As promised, the gas man came. Surprise, surprise, its never as easy in practise as it looks on paper. We’d been verbally assured that no site inspection would be required and no extra costs would be incurred, there was no conceivable reason why the job wouldn’t cost what we’d been quoted…. Oh look, the standard installation includes 6m of gas pipe, we need an extra metre or so. The standard installation includes a flue that’ll reach from the heater into a 9’ ceiling and we’ve got a 12’ ceiling so we need an extra flue piece. All standard costs, all set by AGL so we don’t get upset with Michael the gas man. Makes me wonder just what percentage of these so-called “standard installations” ever end up costing what is quoted.
Then of course there are the difficulties with installation. We have no access to the underneath of the house, and there’s only about 20cm between floor and dirt anyway so it would be nearly impossible to move even if you could get in there. The tin roof means you can’t lift tiles, the small eaves make something else difficult…. All part of the joys of a two-part house; part A being 106 years old and part B being 6. I think the politest comment that was made about the existing hot water heater was that if it was installed today it would be unlikely to get approval.
The pipe was slid under the house from outside. The timber studs in the wall meant a slight relocation of the heater from our preferred location. Large holes were cut in the plasterboard and much muttering could be heard in strange technical tradesman-speak.
Three times with AGL, Godwin had assured us that there’d be no extra costs, and that the site inspection was not necessary. AGL and the gas fitters seem to play it off against each other.

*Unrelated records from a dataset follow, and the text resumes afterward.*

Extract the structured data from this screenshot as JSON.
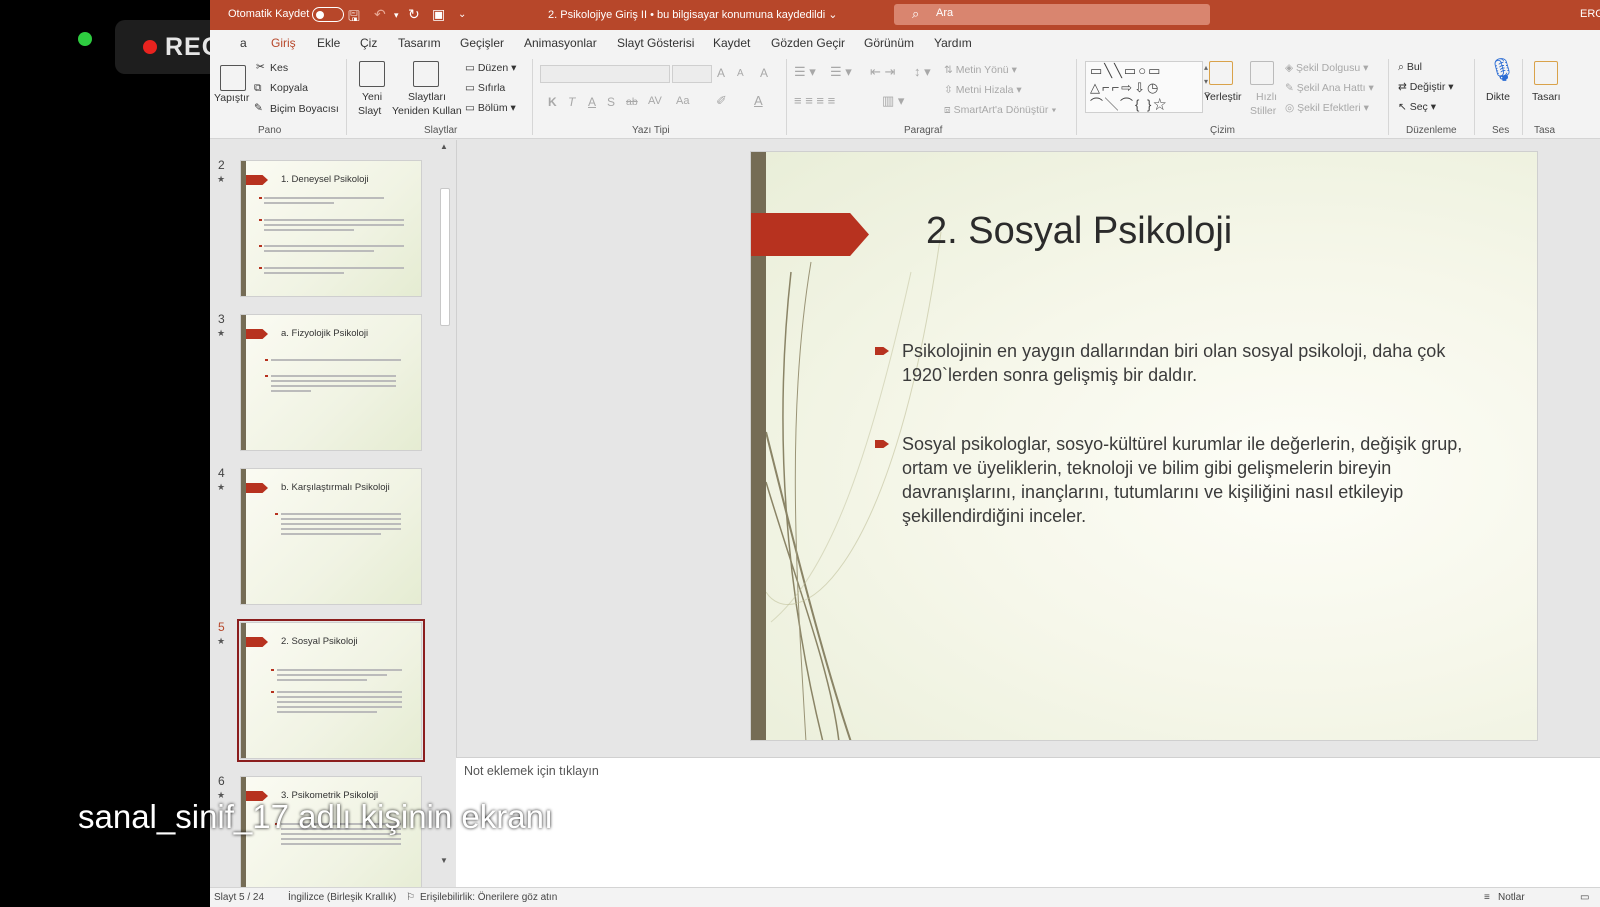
{
  "meeting": {
    "rec_label": "REC",
    "share_caption": "sanal_sinif_17 adlı kişinin ekranı"
  },
  "titlebar": {
    "autosave_label": "Otomatik Kaydet",
    "doc_title": "2. Psikolojiye Giriş II  •  bu bilgisayar konumuna kaydedildi ⌄",
    "search_placeholder": "Ara",
    "user_initials": "ERG"
  },
  "menu": {
    "items": [
      "a",
      "Giriş",
      "Ekle",
      "Çiz",
      "Tasarım",
      "Geçişler",
      "Animasyonlar",
      "Slayt Gösterisi",
      "Kaydet",
      "Gözden Geçir",
      "Görünüm",
      "Yardım"
    ],
    "active": "Giriş"
  },
  "ribbon": {
    "clipboard": {
      "paste": "Yapıştır",
      "cut": "Kes",
      "copy": "Kopyala",
      "format_painter": "Biçim Boyacısı",
      "group": "Pano"
    },
    "slides": {
      "new_slide_1": "Yeni",
      "new_slide_2": "Slayt",
      "reuse_1": "Slaytları",
      "reuse_2": "Yeniden Kullan",
      "layout": "Düzen",
      "reset": "Sıfırla",
      "section": "Bölüm",
      "group": "Slaytlar"
    },
    "font": {
      "bold": "K",
      "italic": "T",
      "underline": "A",
      "shadow": "S",
      "strike": "ab",
      "spacing": "AV",
      "case": "Aa",
      "grow": "A",
      "shrink": "A",
      "clear": "A",
      "group": "Yazı Tipi"
    },
    "paragraph": {
      "text_direction": "Metin Yönü",
      "align_text": "Metni Hizala",
      "smartart": "SmartArt'a Dönüştür",
      "group": "Paragraf"
    },
    "drawing": {
      "arrange": "Yerleştir",
      "quick_styles_1": "Hızlı",
      "quick_styles_2": "Stiller",
      "shape_fill": "Şekil Dolgusu",
      "shape_outline": "Şekil Ana Hattı",
      "shape_effects": "Şekil Efektleri",
      "group": "Çizim"
    },
    "editing": {
      "find": "Bul",
      "replace": "Değiştir",
      "select": "Seç",
      "group": "Düzenleme"
    },
    "voice": {
      "dictate": "Dikte",
      "group": "Ses"
    },
    "designer": {
      "label": "Tasarı",
      "group": "Tasa"
    }
  },
  "thumbnails": [
    {
      "num": "2",
      "title": "1. Deneysel Psikoloji",
      "selected": false
    },
    {
      "num": "3",
      "title": "a. Fizyolojik Psikoloji",
      "selected": false
    },
    {
      "num": "4",
      "title": "b. Karşılaştırmalı Psikoloji",
      "selected": false
    },
    {
      "num": "5",
      "title": "2. Sosyal Psikoloji",
      "selected": true
    },
    {
      "num": "6",
      "title": "3. Psikometrik Psikoloji",
      "selected": false
    }
  ],
  "slide": {
    "title": "2. Sosyal Psikoloji",
    "bullets": [
      "Psikolojinin en yaygın dallarından biri olan sosyal psikoloji, daha çok 1920`lerden sonra gelişmiş bir daldır.",
      "Sosyal psikologlar, sosyo-kültürel kurumlar ile değerlerin, değişik grup, ortam ve üyeliklerin, teknoloji ve bilim gibi gelişmelerin bireyin davranışlarını, inançlarını, tutumlarını ve kişiliğini nasıl etkileyip şekillendirdiğini inceler."
    ]
  },
  "notes": {
    "placeholder": "Not eklemek için tıklayın"
  },
  "statusbar": {
    "slide_info": "Slayt 5 / 24",
    "language": "İngilizce (Birleşik Krallık)",
    "accessibility": "Erişilebilirlik: Önerilere göz atın",
    "notes_button": "Notlar"
  },
  "colors": {
    "accent": "#b7472a",
    "slide_arrow": "#b7321f",
    "slide_bar": "#756c55",
    "rec_dot": "#e8231f",
    "status_dot": "#2ecc40"
  }
}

At the AGL shop its all “these are standard charges that the plumbers require, blah-blah.” When it came to signing the paperwork in the house with the plumber it was “that’s a standard install from AGL for 6m and a normal flue, the extra flue and per-metre pipe are all standard charges from AGL.”
Then the plumbers drove off taking the instruction book and all the paperwork and I had to phone them to bring it back … and of course I had to clean the house where they’d spread plaster everywhere.